#### [Work required]
Give the number of lines in the records below that hold "subtitle"; nothing else is needed.

Entries taken from a collection
- - -

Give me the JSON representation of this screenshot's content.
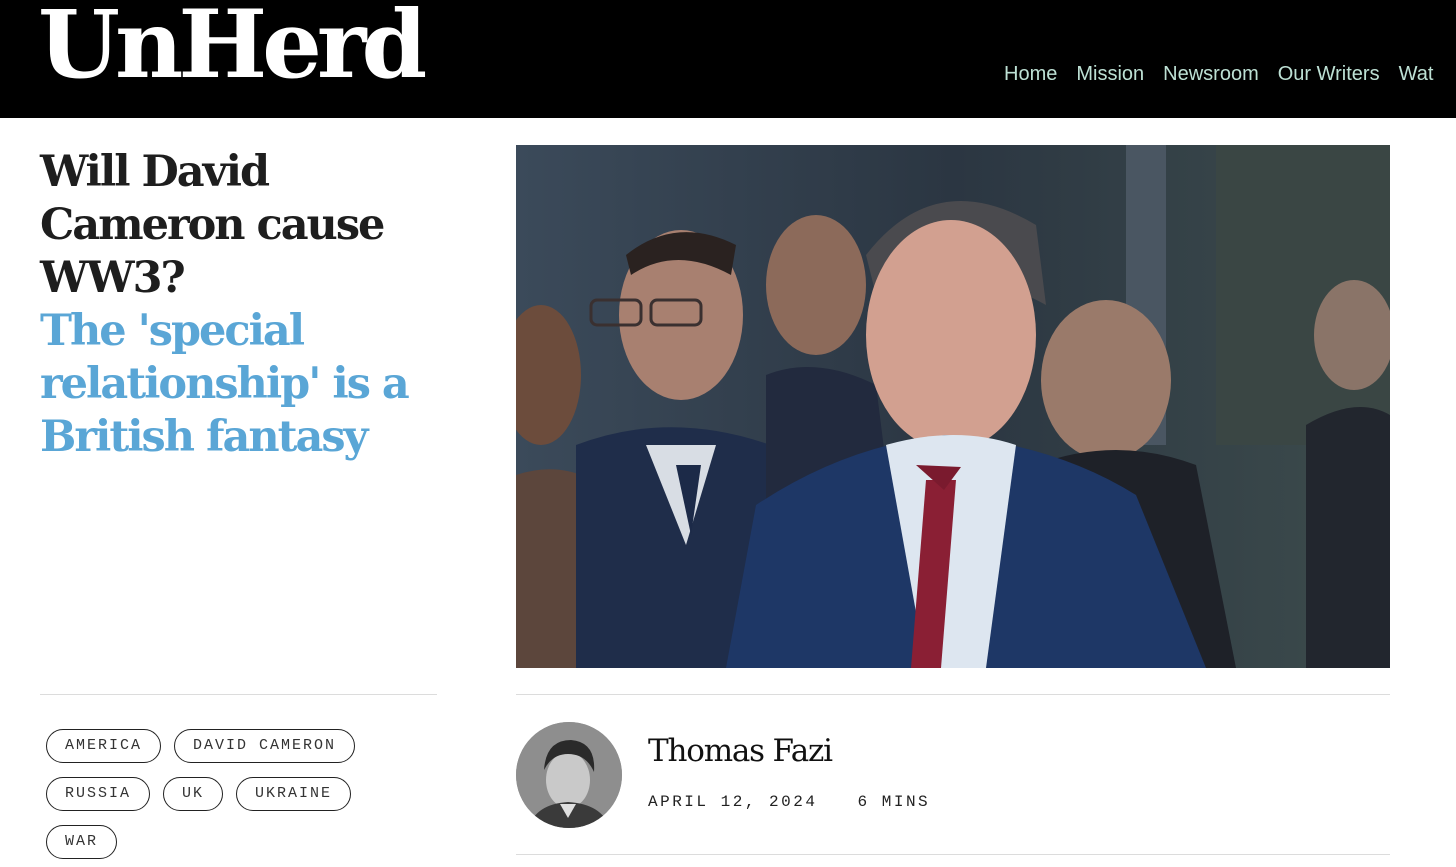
{
  "site": {
    "logo": "UnHerd"
  },
  "nav": [
    {
      "label": "Home"
    },
    {
      "label": "Mission"
    },
    {
      "label": "Newsroom"
    },
    {
      "label": "Our Writers"
    },
    {
      "label": "Wat"
    }
  ],
  "article": {
    "title": "Will David Cameron cause WW3?",
    "subtitle": "The 'special relationship' is a British fantasy",
    "tags": [
      "AMERICA",
      "DAVID CAMERON",
      "RUSSIA",
      "UK",
      "UKRAINE",
      "WAR"
    ],
    "author": "Thomas Fazi",
    "date": "APRIL 12, 2024",
    "read_time": "6 MINS"
  },
  "colors": {
    "header_bg": "#000000",
    "nav_text": "#bde0d4",
    "subtitle": "#5aa6d6"
  }
}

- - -

#### [Exercise output]
2